▸ Extracted material
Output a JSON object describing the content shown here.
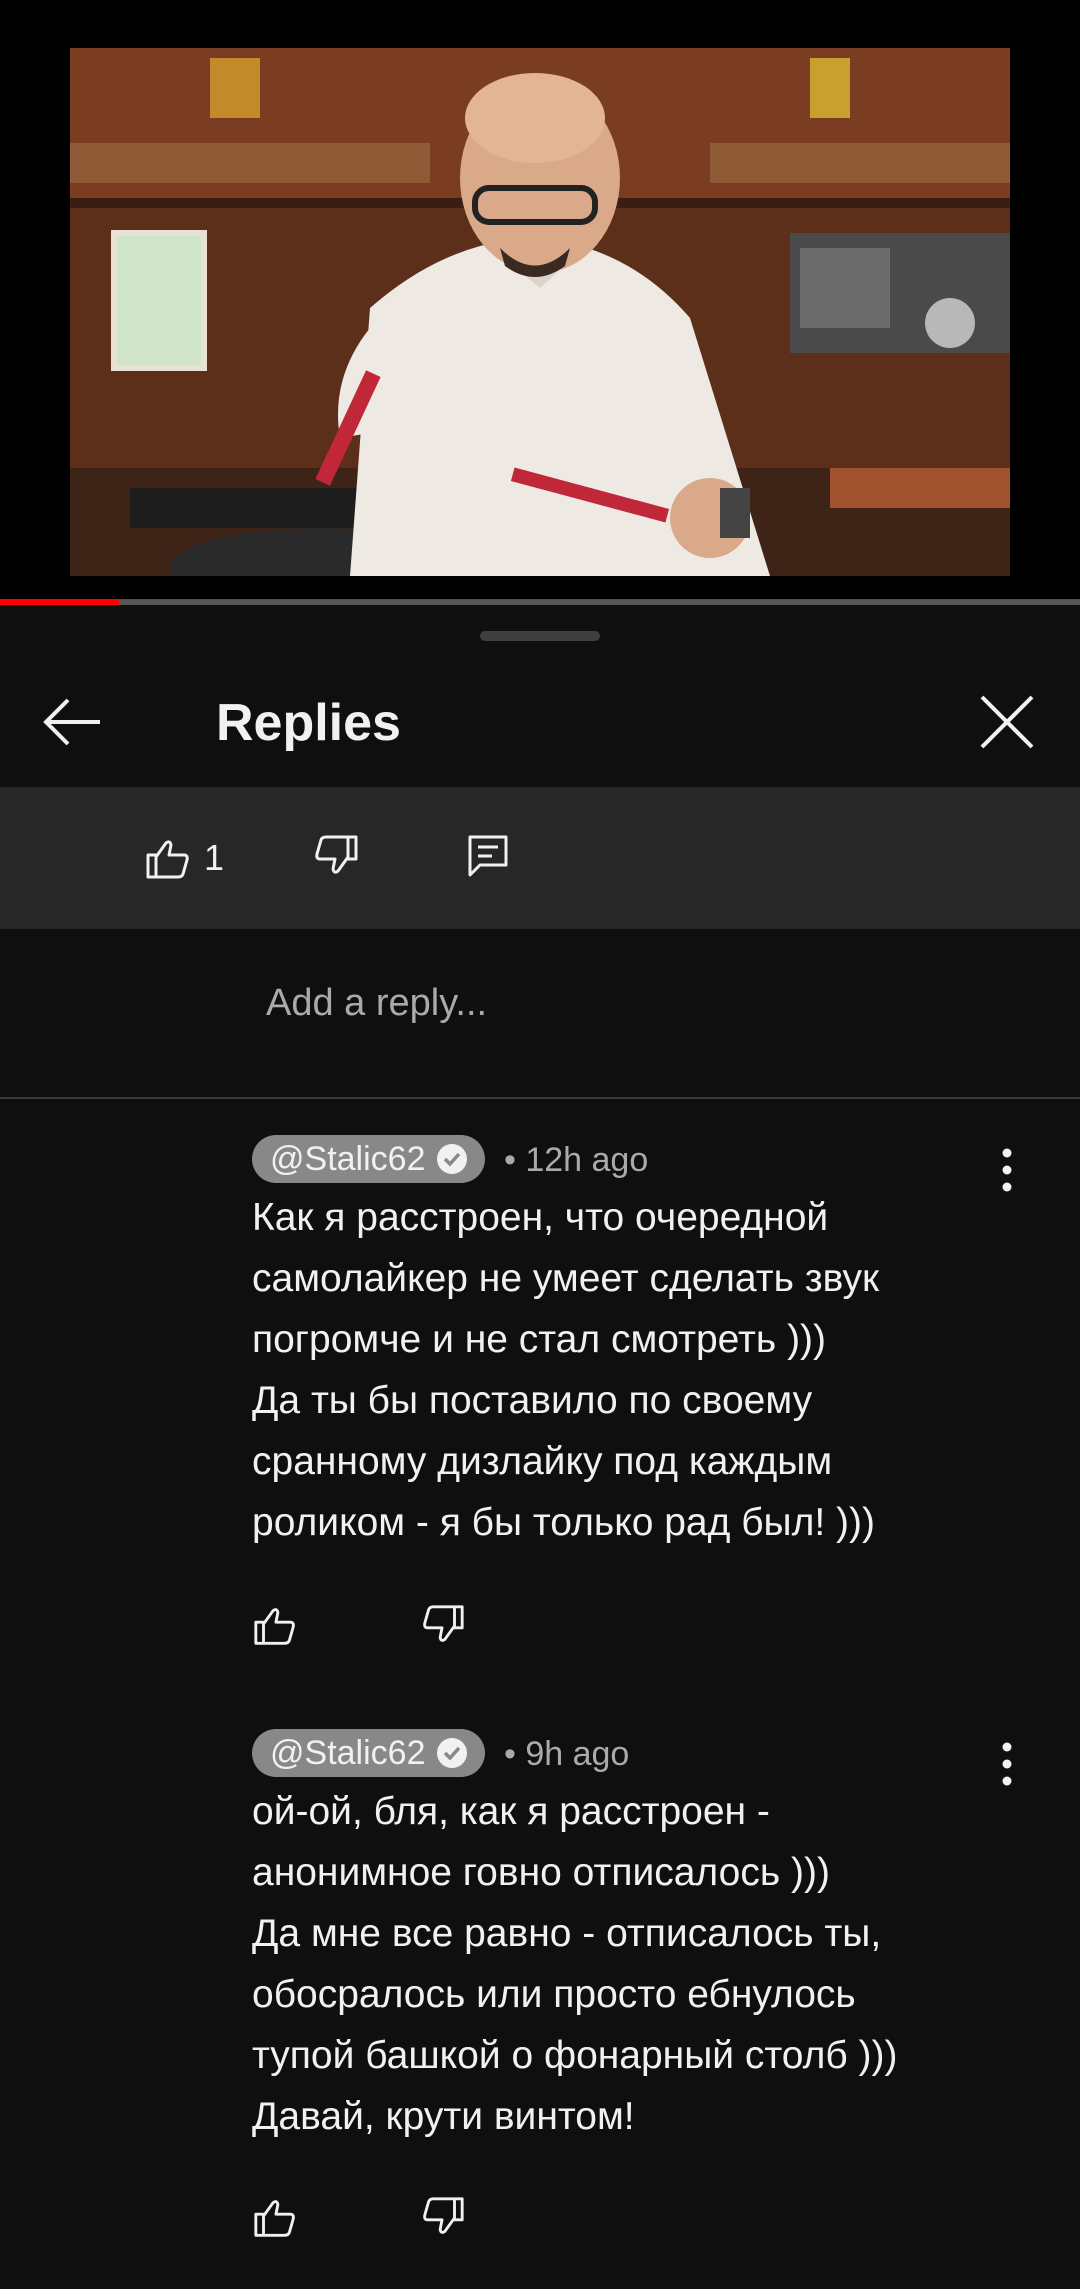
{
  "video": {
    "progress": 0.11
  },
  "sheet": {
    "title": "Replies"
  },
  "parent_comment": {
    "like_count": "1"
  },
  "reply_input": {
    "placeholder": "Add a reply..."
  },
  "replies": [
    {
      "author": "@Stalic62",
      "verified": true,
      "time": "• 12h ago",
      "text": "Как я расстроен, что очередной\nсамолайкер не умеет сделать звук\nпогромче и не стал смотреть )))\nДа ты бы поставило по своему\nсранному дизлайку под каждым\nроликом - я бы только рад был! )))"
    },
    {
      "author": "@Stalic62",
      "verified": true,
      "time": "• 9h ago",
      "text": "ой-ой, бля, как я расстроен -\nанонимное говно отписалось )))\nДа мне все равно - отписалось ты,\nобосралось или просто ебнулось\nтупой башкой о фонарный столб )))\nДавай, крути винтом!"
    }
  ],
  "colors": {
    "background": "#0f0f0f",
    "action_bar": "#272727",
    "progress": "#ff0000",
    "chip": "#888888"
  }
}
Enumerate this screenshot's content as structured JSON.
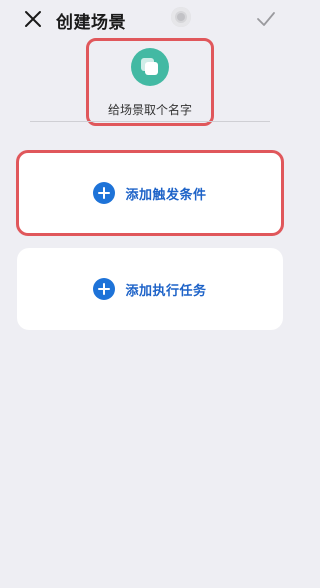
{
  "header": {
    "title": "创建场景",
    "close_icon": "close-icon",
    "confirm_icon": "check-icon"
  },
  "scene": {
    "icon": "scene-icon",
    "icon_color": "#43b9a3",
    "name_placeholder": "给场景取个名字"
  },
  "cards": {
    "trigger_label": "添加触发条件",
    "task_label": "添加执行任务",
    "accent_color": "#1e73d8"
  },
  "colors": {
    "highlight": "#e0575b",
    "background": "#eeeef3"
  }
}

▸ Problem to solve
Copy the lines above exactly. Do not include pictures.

▸ Exercise output
Output a JSON object describing the content shown here.
{
  "video": {
    "progress": 0.11
  },
  "sheet": {
    "title": "Replies"
  },
  "parent_comment": {
    "like_count": "1"
  },
  "reply_input": {
    "placeholder": "Add a reply..."
  },
  "replies": [
    {
      "author": "@Stalic62",
      "verified": true,
      "time": "• 12h ago",
      "text": "Как я расстроен, что очередной\nсамолайкер не умеет сделать звук\nпогромче и не стал смотреть )))\nДа ты бы поставило по своему\nсранному дизлайку под каждым\nроликом - я бы только рад был! )))"
    },
    {
      "author": "@Stalic62",
      "verified": true,
      "time": "• 9h ago",
      "text": "ой-ой, бля, как я расстроен -\nанонимное говно отписалось )))\nДа мне все равно - отписалось ты,\nобосралось или просто ебнулось\nтупой башкой о фонарный столб )))\nДавай, крути винтом!"
    }
  ],
  "colors": {
    "background": "#0f0f0f",
    "action_bar": "#272727",
    "progress": "#ff0000",
    "chip": "#888888"
  }
}
Enumerate this screenshot's content as structured JSON.
{
  "header": {
    "title": "创建场景",
    "close_icon": "close-icon",
    "confirm_icon": "check-icon"
  },
  "scene": {
    "icon": "scene-icon",
    "icon_color": "#43b9a3",
    "name_placeholder": "给场景取个名字"
  },
  "cards": {
    "trigger_label": "添加触发条件",
    "task_label": "添加执行任务",
    "accent_color": "#1e73d8"
  },
  "colors": {
    "highlight": "#e0575b",
    "background": "#eeeef3"
  }
}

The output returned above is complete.